“Last week production level rose up to 1.7 million barrels, still a far cry from the country’s target of 2.2 million barrel.
“We are taking a number of immediate measures to raise revenues to strategically spend our way out of recession.
He said that the government was taking measures to address the disruption in Niger Delta to restore production.
“We are fast-tracking our efforts to raise foreign currency loans that we have projected in the 2016 budget, from AfDB, World Bank, Chinese Exim Bank as well as Euro Bond issue.
“We are happy to note that the president of AfDB has announced that we should expect, among other facilities, a budget support of $1 billion dollars next month,’’ Udoma said.
He said the economic management team had been working to assemble a stimulus package to be raised from concessioning advance payment for license renewals, use of recovered funds and some asset sales.
Udoma said the package was being worked out and was yet to be finalised, adding that to achieve this speedily, “ we are working to fast track procedures through presidential directives and legislation”.
“I want to emphasise that notwithstanding the current economic challenges we face, we are not discouraged at all and this is a crisis we must not waste.
“We should see this crisis as an opportunity for us as a country to make those major structural changes needed to change this economy for good.
“We should use this crisis to implement the reforms needed to unlock the economic potentials of the non-oil and high employment sectors.”

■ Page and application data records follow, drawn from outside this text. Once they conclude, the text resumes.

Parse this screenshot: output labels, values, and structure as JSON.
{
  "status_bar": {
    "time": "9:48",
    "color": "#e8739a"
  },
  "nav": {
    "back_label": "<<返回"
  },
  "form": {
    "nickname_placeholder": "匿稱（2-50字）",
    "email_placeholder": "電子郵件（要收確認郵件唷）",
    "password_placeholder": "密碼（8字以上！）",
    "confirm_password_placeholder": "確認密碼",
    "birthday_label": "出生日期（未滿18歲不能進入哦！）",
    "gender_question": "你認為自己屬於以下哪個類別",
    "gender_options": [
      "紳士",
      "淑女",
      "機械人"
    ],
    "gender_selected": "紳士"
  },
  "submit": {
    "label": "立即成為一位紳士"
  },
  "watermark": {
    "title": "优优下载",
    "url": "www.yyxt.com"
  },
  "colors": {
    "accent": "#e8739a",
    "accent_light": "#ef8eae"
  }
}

He said such would achieve a sustainable inclusive growth that would enable the majority of Nigerians to become more productive.
Udoma said that government was working on a programme with the private sector to launch made-in-Nigeria campaign.
He said that the intent of the programme was to encourage more production and consumption of made in Nigeria goods and services.
“We believe that with more patronage, Nigerian producers will be encouraged to improve the quality of their products.
“We should encourage the branding of Nigerian products by self-regulatory industry bodies such as wine makers have in France. Made-in-Nigeria should become a badge of quality.
“As the quality of our goods and service improve, both local and international demand for them will increase.
Udoma said high local demand would give Nigerian producers the platform to explore the export market.